Mark Robinson is a farmer from Coonamble who was arrested when he locked himself to the gate of a drill rig compound early in 2014. “We’ve had a reprieve as Santos has not been actively engaged in any work in the Pilliga for some time. Now, unfortunately Santos is again progressing its plans for the Narrabri Gas Project, the largest CSG proposal in NSW and we’ve again been forced to take decisive action.”
“Our group peacefully blockaded Santos’ activities for over 22 hours.”
“Santos needs to be reminded that there are many local people determined, and willing to go to great lengths like this, to protect their groundwater and communities from plans for risky coal seam gasfields.”
“Across the North West region local communities have surveyed 3.2million ha. finding 96% do not support CSG in their area. Santos has said they will not go where they’re not welcome so it should pack up and get out of North West NSW.”
“Santos faces record low share prices and unpaid tax debts. The Narrabri Gas Project has brought Santos nothing but a bad name and more debt. We’re here to remind Santos its plans for the Narrabri Gas Project will be met with increasing local opposition if they push on.”
A group of 15 local community members has staged a road blockade at the gates of Santos’ ‘Leewood’ coal seam gas wastewater treatment and irrigation scheme in the Pilliga, preventing contractors from entering the site, about 25km south of Narrabri. The group argues that Leewood construction should be halted until the outcomes of a court case against the legality of its approval have been handed down and Santos answers basic questions about how it will dispose of 500 million litres of salty brine waste.
Wilalla farmer Alistair Donaldson is participating in the blockade this morning. “We are deeply concerned that the construction of this huge CSG wastewater processing plant is underway before the outcomes of the court case against the legality of approval is heard or determined.”
“If the court finds that Leewood has not been properly assessed, Santos will have to go back to the drawing board in the assessment process and all the work currently underway will have been completed without a valid approval.”
“If I was in court about the legality of the Development Application for my house do you think I’d be allowed to keep building before the case was determined? There’s double standards at play here and Santos should be required to press pause at least until its clear its approval is legal.”
“The project’s construction should also be halted due to the absence of a solution for 500 million litres of concentrated salty brine waste that will be left at the end of the 5 year exploration project.
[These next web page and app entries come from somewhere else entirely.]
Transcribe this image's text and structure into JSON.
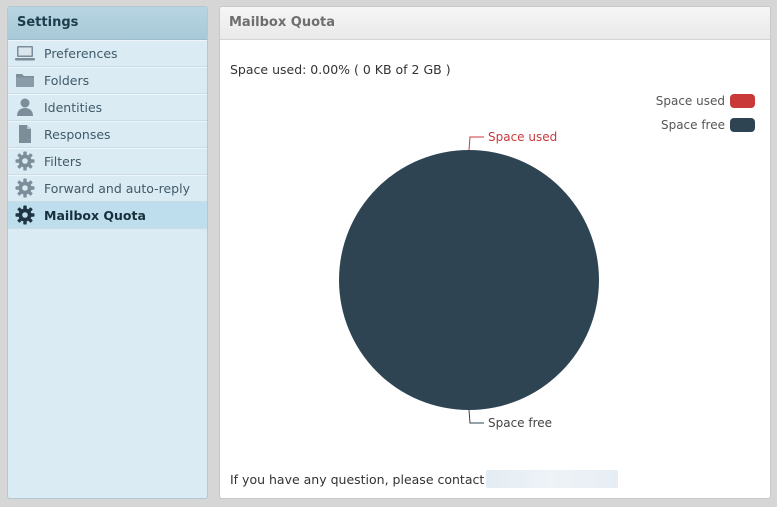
{
  "sidebar": {
    "title": "Settings",
    "items": [
      {
        "label": "Preferences",
        "icon": "monitor-icon",
        "selected": false
      },
      {
        "label": "Folders",
        "icon": "folder-icon",
        "selected": false
      },
      {
        "label": "Identities",
        "icon": "person-icon",
        "selected": false
      },
      {
        "label": "Responses",
        "icon": "document-icon",
        "selected": false
      },
      {
        "label": "Filters",
        "icon": "gear-icon",
        "selected": false
      },
      {
        "label": "Forward and auto-reply",
        "icon": "gear-icon",
        "selected": false
      },
      {
        "label": "Mailbox Quota",
        "icon": "gear-icon",
        "selected": true
      }
    ]
  },
  "main": {
    "title": "Mailbox Quota",
    "space_used_text": "Space used: 0.00% ( 0 KB of 2 GB )",
    "footer_text": "If you have any question, please contact"
  },
  "colors": {
    "space_used": "#c9393a",
    "space_free": "#2e4453",
    "sidebar_bg": "#dbebf3",
    "sidebar_selected": "#bedeed"
  },
  "chart_data": {
    "type": "pie",
    "categories": [
      "Space used",
      "Space free"
    ],
    "values": [
      0.0,
      100.0
    ],
    "legend_position": "top-right",
    "slice_labels": [
      "Space used",
      "Space free"
    ]
  }
}
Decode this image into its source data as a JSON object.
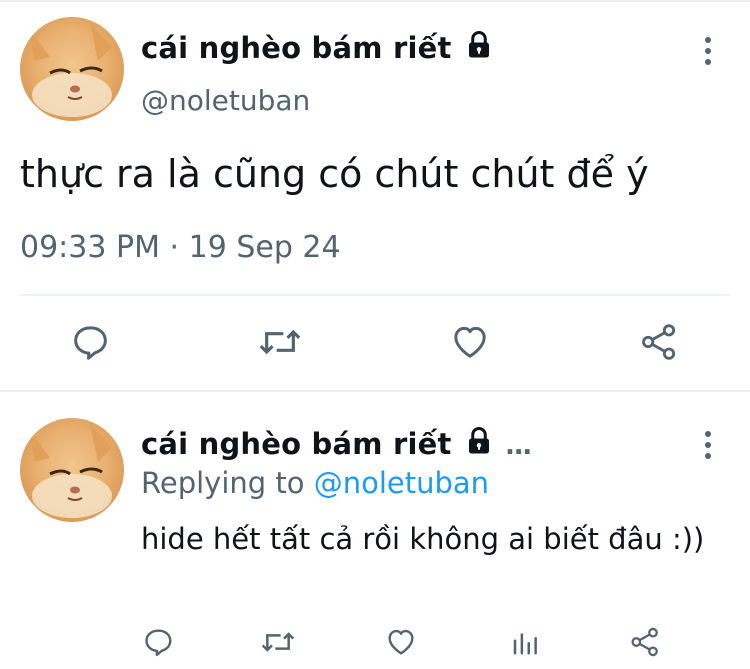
{
  "main_tweet": {
    "display_name": "cái nghèo bám riết",
    "handle": "@noletuban",
    "text": "thực ra là cũng có chút chút để ý",
    "time": "09:33 PM",
    "dot": "·",
    "date": "19 Sep 24",
    "icons": [
      "lock-icon",
      "more-icon",
      "reply-icon",
      "retweet-icon",
      "like-icon",
      "share-icon"
    ]
  },
  "reply_tweet": {
    "display_name": "cái nghèo bám riết",
    "ellipsis": "…",
    "replying_prefix": "Replying to ",
    "replying_to": "@noletuban",
    "text": "hide hết tất cả rồi không ai biết đâu :))",
    "icons": [
      "lock-icon",
      "more-icon",
      "reply-icon",
      "retweet-icon",
      "like-icon",
      "views-icon",
      "share-icon"
    ]
  },
  "colors": {
    "text": "#0f1419",
    "secondary": "#536471",
    "accent": "#1d9bf0",
    "divider": "#eff3f4"
  }
}
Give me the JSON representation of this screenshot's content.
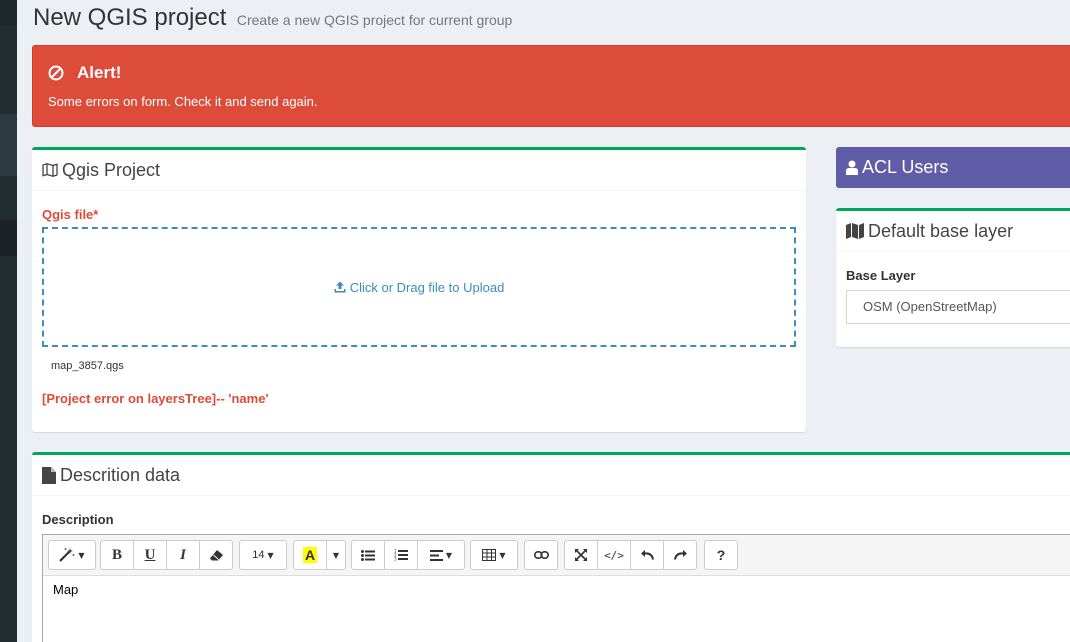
{
  "header": {
    "title": "New QGIS project",
    "subtitle": "Create a new QGIS project for current group"
  },
  "alert": {
    "title": "Alert!",
    "message": "Some errors on form. Check it and send again.",
    "color": "#dd4b39"
  },
  "qgis_project": {
    "title": "Qgis Project",
    "file_label": "Qgis file*",
    "upload_text": "Click or Drag file to Upload",
    "filename": "map_3857.qgs",
    "error": "[Project error on layersTree]-- 'name'"
  },
  "acl_users": {
    "title": "ACL Users",
    "color": "#605ca8"
  },
  "base_layer": {
    "title": "Default base layer",
    "label": "Base Layer",
    "selected": "OSM (OpenStreetMap)"
  },
  "description": {
    "title": "Descrition data",
    "label": "Description",
    "content": "Map",
    "toolbar": {
      "font_size": "14",
      "bold": "B",
      "underline": "U",
      "italic": "I",
      "font_color": "A",
      "help": "?",
      "code": "</>"
    }
  },
  "colors": {
    "accent_green": "#00a65a",
    "link_blue": "#3c8dbc",
    "sidebar": "#222d32"
  }
}
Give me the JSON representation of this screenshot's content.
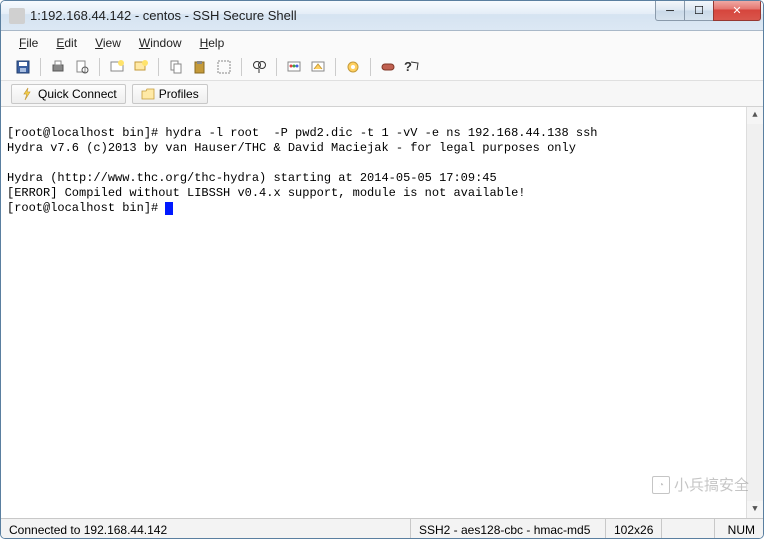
{
  "window": {
    "title": "1:192.168.44.142 - centos - SSH Secure Shell"
  },
  "menu": {
    "file": "File",
    "edit": "Edit",
    "view": "View",
    "window": "Window",
    "help": "Help"
  },
  "toolbar_icons": {
    "save": "save-icon",
    "print": "print-icon",
    "printpreview": "printpreview-icon",
    "new": "newterminal-icon",
    "newwin": "newwindow-icon",
    "copy": "copy-icon",
    "paste": "paste-icon",
    "selectall": "selectall-icon",
    "find": "find-icon",
    "colorprofile": "colorprofile-icon",
    "tunnel": "tunnel-icon",
    "settings": "settings-icon",
    "disconnect": "disconnect-icon",
    "help": "help-icon"
  },
  "shortcuts": {
    "quick_connect": "Quick Connect",
    "profiles": "Profiles"
  },
  "terminal": {
    "line1": "[root@localhost bin]# hydra -l root  -P pwd2.dic -t 1 -vV -e ns 192.168.44.138 ssh",
    "line2": "Hydra v7.6 (c)2013 by van Hauser/THC & David Maciejak - for legal purposes only",
    "line3": "",
    "line4": "Hydra (http://www.thc.org/thc-hydra) starting at 2014-05-05 17:09:45",
    "line5": "[ERROR] Compiled without LIBSSH v0.4.x support, module is not available!",
    "line6": "[root@localhost bin]# "
  },
  "status": {
    "connection": "Connected to 192.168.44.142",
    "protocol": "SSH2 - aes128-cbc - hmac-md5",
    "size": "102x26",
    "numlock": "NUM"
  },
  "watermark": "小兵搞安全"
}
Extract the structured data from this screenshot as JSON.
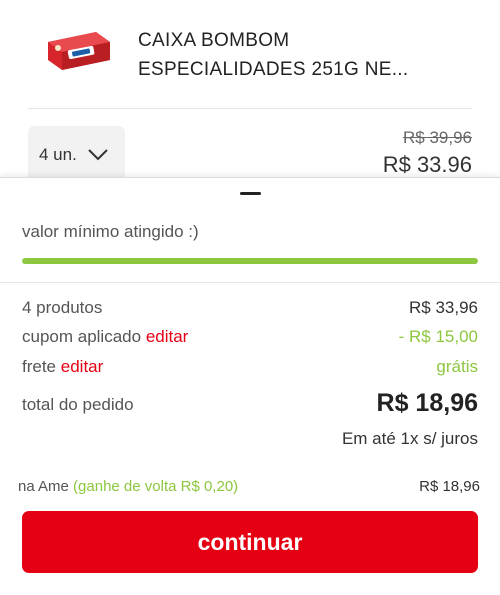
{
  "product": {
    "name_line1": "CAIXA BOMBOM",
    "name_line2": "ESPECIALIDADES 251G NE...",
    "quantity": "4 un.",
    "old_price": "R$ 39,96",
    "price": "R$ 33.96",
    "thumbnail_colors": [
      "#d7262b",
      "#ffffff",
      "#1c5ea8"
    ]
  },
  "summary": {
    "min_message": "valor mínimo atingido :)",
    "progress_fraction": 1.0,
    "progress_color": "#8dc63f",
    "products_label": "4 produtos",
    "products_value": "R$ 33,96",
    "coupon_label": "cupom aplicado",
    "coupon_edit": "editar",
    "coupon_value": "- R$ 15,00",
    "shipping_label": "frete",
    "shipping_edit": "editar",
    "shipping_value": "grátis",
    "total_label": "total do pedido",
    "total_value": "R$ 18,96",
    "installments": "Em até 1x s/ juros"
  },
  "ame": {
    "label": "na Ame",
    "cashback": "(ganhe de volta R$ 0,20)",
    "value": "R$ 18,96"
  },
  "actions": {
    "continue_label": "continuar"
  },
  "colors": {
    "accent_red": "#e60014",
    "accent_green": "#8dc63f"
  },
  "icons": {
    "quantity_dropdown": "chevron-down-icon",
    "sheet_handle": "drag-handle-icon"
  }
}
Local people should not have to accept this toxic salty legacy for which Santos absolutely no disposal plan.”
Santos has flouted the Environmental Protection Agencies repeated requests for details of the ‘lawful disposal of the brine’. It is clear Santos do not have a solution as it has deferred a plan saying it will ‘commit to within two years to lodge a plan’.